Family and local residents’ accounts, documented oral histories and primary documentation attest that New Philadelphia and area residents participated actively in the Underground Railroad by concealing, harboring and sometimes accompanying runaway African Americans to Canada. New Philadelphia, Illinois was a gathering place for African Americans of the region and, although integrated, regarded by many local residents as a black town.
Founded in 1836, New Philadelphia is the first town in our nation legally registered by an African American. The town traces its association to resist enslavement to founder Frank McWorter. Before moving to Illinois from Kentucky in 1830, McWorter purchased freedom for his wife, himself and a son who had fled to Canada. Risking capture by slave trackers, the McWorters returned to Kentucky to purchase freedom for family members. McWorter freed sixteen family members with funds earned through entrepreneurial enterprises.

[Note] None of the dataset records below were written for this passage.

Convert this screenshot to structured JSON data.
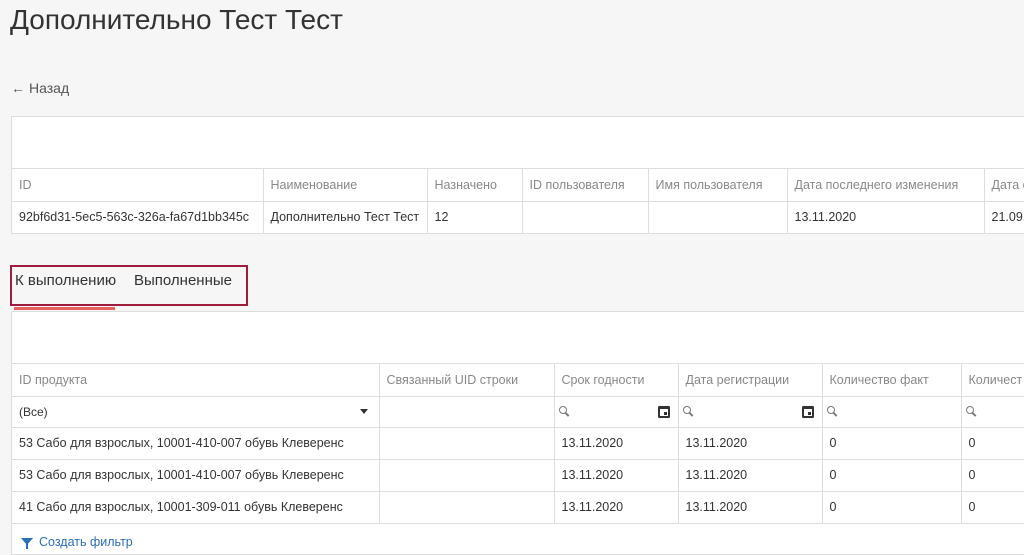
{
  "header": {
    "title": "Дополнительно Тест Тест",
    "back_label": "Назад",
    "back_arrow": "←"
  },
  "summary": {
    "columns": [
      "ID",
      "Наименование",
      "Назначено",
      "ID пользователя",
      "Имя пользователя",
      "Дата последнего изменения",
      "Дата с"
    ],
    "row": [
      "92bf6d31-5ec5-563c-326a-fa67d1bb345c",
      "Дополнительно Тест Тест",
      "12",
      "",
      "",
      "13.11.2020",
      "21.09."
    ]
  },
  "tabs": [
    {
      "label": "К выполнению",
      "active": true
    },
    {
      "label": "Выполненные",
      "active": false
    }
  ],
  "items": {
    "columns": [
      "ID продукта",
      "Связанный UID строки",
      "Срок годности",
      "Дата регистрации",
      "Количество факт",
      "Количест"
    ],
    "filter_select_value": "(Все)",
    "rows": [
      [
        "53 Сабо для взрослых, 10001-410-007 обувь Клеверенс",
        "",
        "13.11.2020",
        "13.11.2020",
        "0",
        "0"
      ],
      [
        "53 Сабо для взрослых, 10001-410-007 обувь Клеверенс",
        "",
        "13.11.2020",
        "13.11.2020",
        "0",
        "0"
      ],
      [
        "41 Сабо для взрослых, 10001-309-011 обувь Клеверенс",
        "",
        "13.11.2020",
        "13.11.2020",
        "0",
        "0"
      ]
    ]
  },
  "footer": {
    "create_filter_label": "Создать фильтр"
  },
  "colors": {
    "accent": "#e8605a",
    "highlight_box": "#a01c3c",
    "link": "#2a6fb8"
  }
}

Now an archaeological site with only a few building foundations visible on the landscape, New Philadelphia was listed in the National Register of Historic Places in 2005 for its potential to provide nationally significant information about the lifeways and relationships of African Americans and European Americans in a pioneer setting, and designated a National Historic Landmark in 2009 for its potential to yield information of major scientific importance and to affect archaeological theories, concepts and ideas.

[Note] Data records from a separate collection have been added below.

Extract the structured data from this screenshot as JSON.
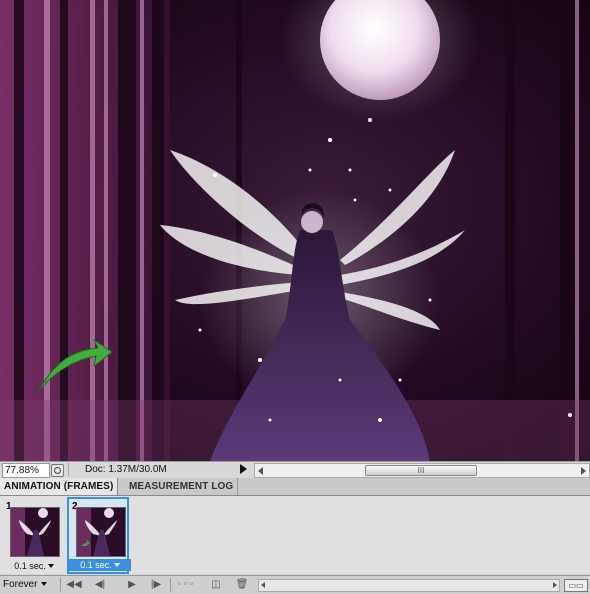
{
  "canvas": {
    "image_description_icon": "fairy-artwork",
    "colors": {
      "sky": "#1c0a1c",
      "forest": "#5b1f4a",
      "accent_pink": "#e07fc0",
      "moon": "#f3e6f3",
      "arrow": "#3fae3a"
    }
  },
  "status": {
    "zoom": "77.88%",
    "doc": "Doc: 1.37M/30.0M",
    "scroll_grip": "III"
  },
  "tabs": [
    {
      "label": "ANIMATION (FRAMES)"
    },
    {
      "label": "MEASUREMENT LOG"
    }
  ],
  "frames": [
    {
      "number": "1",
      "delay": "0.1 sec."
    },
    {
      "number": "2",
      "delay": "0.1 sec."
    }
  ],
  "toolbar": {
    "loop": "Forever",
    "first_frame_icon": "first-frame-icon",
    "prev_frame_icon": "previous-frame-icon",
    "play_icon": "play-icon",
    "next_frame_icon": "next-frame-icon",
    "tween_icon": "tween-icon",
    "duplicate_icon": "duplicate-frame-icon",
    "delete_icon": "trash-icon"
  }
}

Visitor Information: Currently open to public.
Location: Section 27, Hadley Township, South of County Highway 2, Barry, Pike, 62563
National Park Unit: No

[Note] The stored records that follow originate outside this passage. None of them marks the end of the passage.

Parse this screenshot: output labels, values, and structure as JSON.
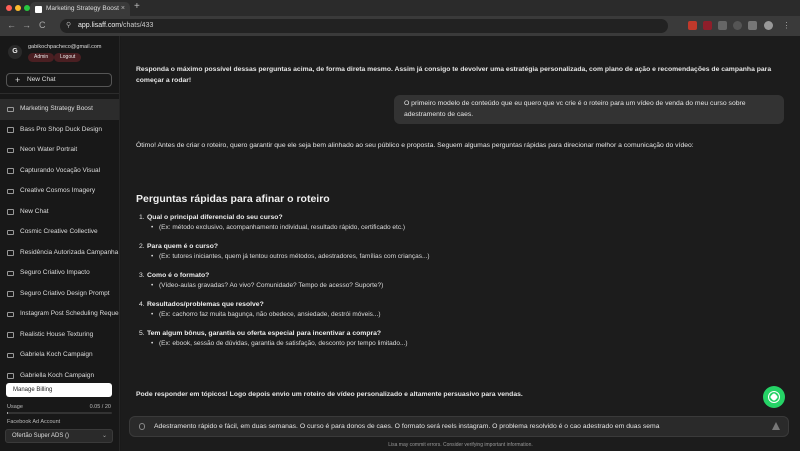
{
  "browser": {
    "tab_title": "Marketing Strategy Boost",
    "tab_close": "×",
    "new_tab": "+",
    "url_host": "app.lisaff.com",
    "url_path": "/chats/433",
    "back": "←",
    "forward": "→",
    "reload": "C"
  },
  "sidebar": {
    "avatar_letter": "G",
    "email": "gabikochpacheco@gmail.com",
    "admin_label": "Admin",
    "logout_label": "Logout",
    "new_chat_label": "New Chat",
    "new_chat_icon": "+",
    "chats": [
      "Marketing Strategy Boost",
      "Bass Pro Shop Duck Design",
      "Neon Water Portrait",
      "Capturando Vocação Visual",
      "Creative Cosmos Imagery",
      "New Chat",
      "Cosmic Creative Collective",
      "Residência Autorizada Campanha",
      "Seguro Criativo Impacto",
      "Seguro Criativo Design Prompt",
      "Instagram Post Scheduling Request",
      "Realistic House Texturing",
      "Gabriela Koch Campaign",
      "Gabriella Koch Campaign"
    ],
    "manage_billing": "Manage Billing",
    "usage_label": "Usage",
    "usage_value": "0.05 / 20",
    "usage_fraction": 0.0025,
    "fb_label": "Facebook Ad Account",
    "fb_selected": "Ofertão Super ADS ()",
    "fb_chevron": "⌄"
  },
  "chat": {
    "intro": "Responda o máximo possível dessas perguntas acima, de forma direta mesmo. Assim já consigo te devolver uma estratégia personalizada, com plano de ação e recomendações de campanha para começar a rodar!",
    "user_message": "O primeiro modelo de conteúdo que eu quero que vc crie é o roteiro para um vídeo de venda do meu curso sobre adestramento de caes.",
    "reply_intro": "Ótimo! Antes de criar o roteiro, quero garantir que ele seja bem alinhado ao seu público e proposta. Seguem algumas perguntas rápidas para direcionar melhor a comunicação do vídeo:",
    "heading": "Perguntas rápidas para afinar o roteiro",
    "questions": [
      {
        "num": "1.",
        "title": "Qual o principal diferencial do seu curso?",
        "detail": "(Ex: método exclusivo, acompanhamento individual, resultado rápido, certificado etc.)"
      },
      {
        "num": "2.",
        "title": "Para quem é o curso?",
        "detail": "(Ex: tutores iniciantes, quem já tentou outros métodos, adestradores, famílias com crianças...)"
      },
      {
        "num": "3.",
        "title": "Como é o formato?",
        "detail": "(Vídeo-aulas gravadas? Ao vivo? Comunidade? Tempo de acesso? Suporte?)"
      },
      {
        "num": "4.",
        "title": "Resultados/problemas que resolve?",
        "detail": "(Ex: cachorro faz muita bagunça, não obedece, ansiedade, destrói móveis...)"
      },
      {
        "num": "5.",
        "title": "Tem algum bônus, garantia ou oferta especial para incentivar a compra?",
        "detail": "(Ex: ebook, sessão de dúvidas, garantia de satisfação, desconto por tempo limitado...)"
      }
    ],
    "bullet": "•",
    "closing": "Pode responder em tópicos! Logo depois envio um roteiro de vídeo personalizado e altamente persuasivo para vendas.",
    "input_value": "Adestramento rápido e fácil, em duas semanas. O curso é para donos de caes. O formato será reels instagram. O problema resolvido é o cao adestrado em duas sema",
    "disclaimer": "Lisa may commit errors. Consider verifying important information."
  },
  "colors": {
    "whatsapp": "#25d366",
    "admin_pill": "#4a1f22"
  },
  "icons": {
    "lock": "lock-icon",
    "clip": "paperclip-icon",
    "send": "send-icon",
    "whatsapp": "whatsapp-icon",
    "chat": "chat-bubble-icon"
  }
}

Ownership: Larry Armistead
Location Type: Site
UGRR Operatives: Frank McWorter